• What is expected: Say how many lines in the records contain the string "done", giving the number by itself.

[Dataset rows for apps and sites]
☆ ☆ ☆ ☆ ☆ ☆ ☆

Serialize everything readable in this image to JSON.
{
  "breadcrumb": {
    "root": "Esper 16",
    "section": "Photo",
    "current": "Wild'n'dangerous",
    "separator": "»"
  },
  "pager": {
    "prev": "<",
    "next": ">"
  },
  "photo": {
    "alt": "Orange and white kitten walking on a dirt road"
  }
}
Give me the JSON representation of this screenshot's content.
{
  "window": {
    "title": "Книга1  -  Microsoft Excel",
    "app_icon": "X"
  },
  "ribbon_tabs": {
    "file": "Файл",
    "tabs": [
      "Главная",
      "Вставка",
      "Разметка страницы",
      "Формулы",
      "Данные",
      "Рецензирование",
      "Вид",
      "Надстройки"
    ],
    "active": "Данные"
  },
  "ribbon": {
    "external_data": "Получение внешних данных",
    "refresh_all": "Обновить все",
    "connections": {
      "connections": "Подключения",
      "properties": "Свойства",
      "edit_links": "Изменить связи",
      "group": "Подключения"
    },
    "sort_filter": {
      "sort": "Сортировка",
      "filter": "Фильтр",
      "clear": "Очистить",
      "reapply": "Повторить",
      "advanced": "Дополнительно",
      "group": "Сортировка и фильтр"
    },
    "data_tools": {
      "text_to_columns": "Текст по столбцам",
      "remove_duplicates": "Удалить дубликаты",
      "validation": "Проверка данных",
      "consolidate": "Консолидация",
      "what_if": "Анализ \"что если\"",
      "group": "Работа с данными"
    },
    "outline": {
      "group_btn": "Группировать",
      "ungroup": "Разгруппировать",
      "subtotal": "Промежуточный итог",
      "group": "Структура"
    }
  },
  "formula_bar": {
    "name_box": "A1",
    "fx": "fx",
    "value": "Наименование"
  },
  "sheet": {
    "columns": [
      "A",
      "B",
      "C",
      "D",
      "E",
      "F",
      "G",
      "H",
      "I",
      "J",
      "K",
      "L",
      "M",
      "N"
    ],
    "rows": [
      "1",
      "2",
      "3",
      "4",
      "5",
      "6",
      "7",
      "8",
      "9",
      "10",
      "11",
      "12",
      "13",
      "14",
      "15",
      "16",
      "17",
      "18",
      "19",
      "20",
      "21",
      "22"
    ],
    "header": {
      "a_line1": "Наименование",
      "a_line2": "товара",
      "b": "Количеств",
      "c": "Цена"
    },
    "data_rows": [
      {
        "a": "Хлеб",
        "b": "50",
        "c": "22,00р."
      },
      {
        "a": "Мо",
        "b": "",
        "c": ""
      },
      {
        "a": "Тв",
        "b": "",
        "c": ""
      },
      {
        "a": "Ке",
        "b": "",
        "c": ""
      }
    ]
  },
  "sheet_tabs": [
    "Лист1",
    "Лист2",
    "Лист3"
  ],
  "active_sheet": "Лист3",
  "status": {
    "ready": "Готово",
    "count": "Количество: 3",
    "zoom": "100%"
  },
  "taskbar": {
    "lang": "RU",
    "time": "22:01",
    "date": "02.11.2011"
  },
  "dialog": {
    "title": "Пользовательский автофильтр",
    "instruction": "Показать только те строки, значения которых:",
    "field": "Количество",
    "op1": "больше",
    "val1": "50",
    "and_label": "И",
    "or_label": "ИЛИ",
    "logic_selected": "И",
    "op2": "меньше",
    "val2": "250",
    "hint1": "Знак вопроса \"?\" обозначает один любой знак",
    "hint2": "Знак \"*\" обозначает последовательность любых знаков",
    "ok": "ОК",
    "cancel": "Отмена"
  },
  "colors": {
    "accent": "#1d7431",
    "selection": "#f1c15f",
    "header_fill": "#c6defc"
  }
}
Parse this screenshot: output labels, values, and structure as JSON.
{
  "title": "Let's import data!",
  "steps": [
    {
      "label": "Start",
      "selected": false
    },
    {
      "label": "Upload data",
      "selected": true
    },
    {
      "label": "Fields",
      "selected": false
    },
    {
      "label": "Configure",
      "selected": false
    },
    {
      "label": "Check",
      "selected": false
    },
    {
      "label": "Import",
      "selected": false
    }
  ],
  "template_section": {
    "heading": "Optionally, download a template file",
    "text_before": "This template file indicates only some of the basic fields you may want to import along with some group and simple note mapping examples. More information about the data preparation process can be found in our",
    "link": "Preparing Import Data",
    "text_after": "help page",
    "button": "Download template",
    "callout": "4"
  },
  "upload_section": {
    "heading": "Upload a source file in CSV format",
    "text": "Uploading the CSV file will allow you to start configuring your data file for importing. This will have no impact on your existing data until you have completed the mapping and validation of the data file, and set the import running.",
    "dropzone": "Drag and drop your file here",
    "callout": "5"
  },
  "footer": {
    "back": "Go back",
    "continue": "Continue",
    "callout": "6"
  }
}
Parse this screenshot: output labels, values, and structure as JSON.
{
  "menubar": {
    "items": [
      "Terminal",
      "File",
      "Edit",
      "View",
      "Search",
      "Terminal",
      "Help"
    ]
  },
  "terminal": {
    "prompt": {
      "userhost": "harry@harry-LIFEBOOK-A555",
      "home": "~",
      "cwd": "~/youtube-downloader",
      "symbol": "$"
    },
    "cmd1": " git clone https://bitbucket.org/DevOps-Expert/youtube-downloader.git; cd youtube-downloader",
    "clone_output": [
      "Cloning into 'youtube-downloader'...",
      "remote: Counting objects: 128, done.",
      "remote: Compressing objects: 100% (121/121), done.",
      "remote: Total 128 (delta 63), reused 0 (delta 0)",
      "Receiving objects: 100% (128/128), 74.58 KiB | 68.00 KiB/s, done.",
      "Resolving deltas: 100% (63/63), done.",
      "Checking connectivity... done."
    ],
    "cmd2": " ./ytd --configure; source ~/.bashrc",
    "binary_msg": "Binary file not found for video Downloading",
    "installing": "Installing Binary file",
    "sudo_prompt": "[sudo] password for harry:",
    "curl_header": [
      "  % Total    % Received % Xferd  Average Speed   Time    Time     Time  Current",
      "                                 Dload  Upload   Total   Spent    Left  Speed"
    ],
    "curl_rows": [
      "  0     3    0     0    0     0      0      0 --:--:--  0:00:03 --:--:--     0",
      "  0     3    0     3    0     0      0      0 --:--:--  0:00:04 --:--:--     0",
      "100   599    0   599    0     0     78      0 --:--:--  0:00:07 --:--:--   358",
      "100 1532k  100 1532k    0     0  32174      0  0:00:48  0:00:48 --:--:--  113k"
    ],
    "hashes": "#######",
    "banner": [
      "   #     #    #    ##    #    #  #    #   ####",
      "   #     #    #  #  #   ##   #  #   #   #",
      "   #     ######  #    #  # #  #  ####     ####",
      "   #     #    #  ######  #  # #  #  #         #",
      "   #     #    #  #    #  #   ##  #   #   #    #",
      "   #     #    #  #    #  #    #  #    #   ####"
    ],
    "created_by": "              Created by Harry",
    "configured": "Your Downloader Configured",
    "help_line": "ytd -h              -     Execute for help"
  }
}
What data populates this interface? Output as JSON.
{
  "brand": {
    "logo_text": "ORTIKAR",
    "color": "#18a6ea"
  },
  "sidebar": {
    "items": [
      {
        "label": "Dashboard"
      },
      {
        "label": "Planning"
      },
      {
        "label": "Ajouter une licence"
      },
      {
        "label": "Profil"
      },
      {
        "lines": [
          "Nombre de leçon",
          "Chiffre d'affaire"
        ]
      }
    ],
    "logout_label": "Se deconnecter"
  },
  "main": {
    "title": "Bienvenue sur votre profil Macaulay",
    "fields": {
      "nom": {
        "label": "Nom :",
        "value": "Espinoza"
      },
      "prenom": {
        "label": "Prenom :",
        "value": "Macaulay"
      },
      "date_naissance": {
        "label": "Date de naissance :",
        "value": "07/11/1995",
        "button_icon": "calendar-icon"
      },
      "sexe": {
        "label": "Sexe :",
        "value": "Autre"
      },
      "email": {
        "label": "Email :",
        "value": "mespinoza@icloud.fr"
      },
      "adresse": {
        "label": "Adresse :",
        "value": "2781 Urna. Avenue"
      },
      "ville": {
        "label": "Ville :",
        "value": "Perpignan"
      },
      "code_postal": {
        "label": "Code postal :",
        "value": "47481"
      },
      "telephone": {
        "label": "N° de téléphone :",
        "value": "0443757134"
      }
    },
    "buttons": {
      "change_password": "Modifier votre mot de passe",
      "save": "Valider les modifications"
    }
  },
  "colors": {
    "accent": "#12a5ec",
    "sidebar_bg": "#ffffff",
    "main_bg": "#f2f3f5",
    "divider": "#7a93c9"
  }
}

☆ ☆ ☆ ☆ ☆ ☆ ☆

• Exercise answer: 5